 Did you know Kyoto has no geishas, they are called geikos. Maiko is an apprentice geiko. If you are lucky you can spot them near the Shirakawa Canal. Watch out for the little rectangular stickers stuck to a lantern near the bridge over the river, they are senjafuda, the business cards of some of the local geisha. By far one of the most popular things to do in Kyoto for virtually all visiting tourists! Read more about photographing Geisha here.

geishas walking streets

Participate in the activities at Kiyomizu-dera Temple

Of all the temples in Kyoto, this one is the most popular with children because it’s a “participatory” temple – there’s plenty to do here, including ringing bells, drinking holy water and walking from one famous “love stone” to another. And don’t forget checkout the incredible underground passage known as the Tainai Meguri.

Day trip to Nara

Nara is an easy day trip from Kyoto. It is in the ancient capital of Nara where Buddhism was first introduced to Japan nearly 1,500 years ago. You can stroll through the lovely expanse of Nara Park, home to hundreds of freely roaming deer; in the ancient faith of Shinto, these gentle creatures are believed to be messengers of the Gods and the animals here have been designated as a natural treasure.

On the grounds of Nara Park, Todai-ji Temple is one of the largest wooden structures in the world. Inside, you will see an immense bronze statue of Buddha, towering nearly 50 feet high and flanked by two Bodhisattvas.

nara deer / things to do in Kyoto

deer park japan

Throw ninja stars at an Authentic Ninja Training Experience

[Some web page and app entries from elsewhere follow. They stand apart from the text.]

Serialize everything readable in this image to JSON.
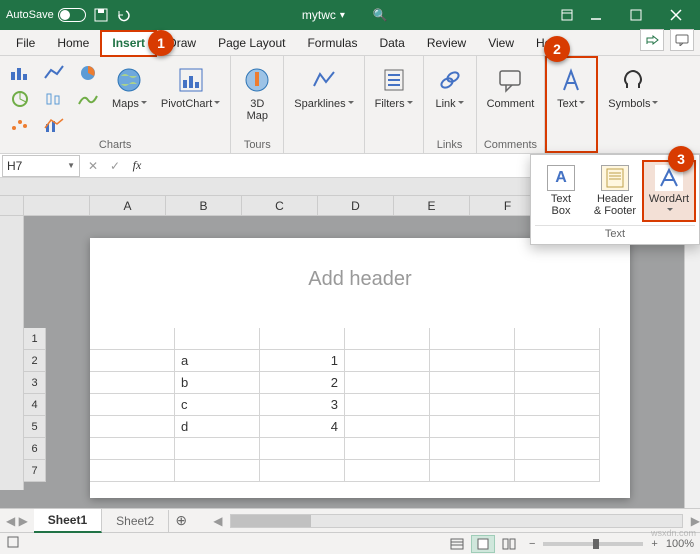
{
  "title": {
    "autosave_label": "AutoSave",
    "doc_name": "mytwc",
    "search_icon": "🔍"
  },
  "tabs": {
    "file": "File",
    "home": "Home",
    "insert": "Insert",
    "draw": "Draw",
    "page_layout": "Page Layout",
    "formulas": "Formulas",
    "data": "Data",
    "review": "Review",
    "view": "View",
    "help": "Help"
  },
  "ribbon": {
    "charts_label": "Charts",
    "maps": "Maps",
    "pivotchart": "PivotChart",
    "tours_label": "Tours",
    "map3d": "3D\nMap",
    "sparklines": "Sparklines",
    "filters": "Filters",
    "link": "Link",
    "links_label": "Links",
    "comment": "Comment",
    "comments_label": "Comments",
    "text": "Text",
    "symbols": "Symbols"
  },
  "flyout": {
    "textbox": "Text\nBox",
    "headerfooter": "Header\n& Footer",
    "wordart": "WordArt",
    "group_label": "Text"
  },
  "namebox": "H7",
  "columns": [
    "A",
    "B",
    "C",
    "D",
    "E",
    "F"
  ],
  "rows": [
    "1",
    "2",
    "3",
    "4",
    "5",
    "6",
    "7"
  ],
  "header_placeholder": "Add header",
  "cells": {
    "B2": "a",
    "C2": "1",
    "B3": "b",
    "C3": "2",
    "B4": "c",
    "C4": "3",
    "B5": "d",
    "C5": "4"
  },
  "sheets": {
    "s1": "Sheet1",
    "s2": "Sheet2"
  },
  "zoom": "100%",
  "callouts": {
    "c1": "1",
    "c2": "2",
    "c3": "3"
  },
  "watermark": "wsxdn.com"
}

One activity kids and adults would be excited about is the Ninja Training in Kyoto.  Where else can you dress up like a Ninja and throw shuriken, use the ninja sword and learn some stealth moves. Ninja Dojo and Store in Kyoto offers this unique experience in a traditional ninja training class – a tatami dojo where adults and kids can learn Ninja meditation ‘Kuji-In‘, Ninja breathing, Ninja walking, Introduction gimmick and also experience a ninja trick house. If you’re looking for one of the most quintessential Kyoto experiences, this is it!

ninja training- unique experiences in Kyoto

Splurge on a Kaiseki meal

During a Kaiseki, diners kneel on tatami mats and sample a series of small dishes made from seasonal ingredients, cooked in the most regional way possible in order to best bring about their flavors. Another meal you can find in Kyoto is Shojin ryori or Zen Buddhist temple cuisine – which is a vegetarian meal prepared by the Monks.

Traditional Kaiseki meal Kyoto

Kaiseki Food Meal

Stay in a Ryokan

Just like experiencing local food you have to experience the other elements of Japanese culture and customs like staying in a room with rice straw Tatami floors, sleeping in futon beds and taking an Onsen hot spring bath. You can stay in a luxury ryokan like Kanamen Nishitomiya or you can find other Ryokans in Kyoto in different budgets that offer an authentic experience. 

ryokan traditional stay

Staying in a Ryokan Kyoto

Where to stay in Kyoto

I recommend splurging and check into the beautiful Four Seasons Kyoto. For a full review of my stay, read on here.

Author Bio

This guest post was compiled by the talented Priya Vin a travel blogger over at Outside Suburbia. You can follow her on Instagram and Facebook to read more about her Japanese adventures and other travel escapades.

  • judy lawless
    May 8, 2018 at 1:35 pm

    Looks like a beautiful and interesting place to visit. Great photos.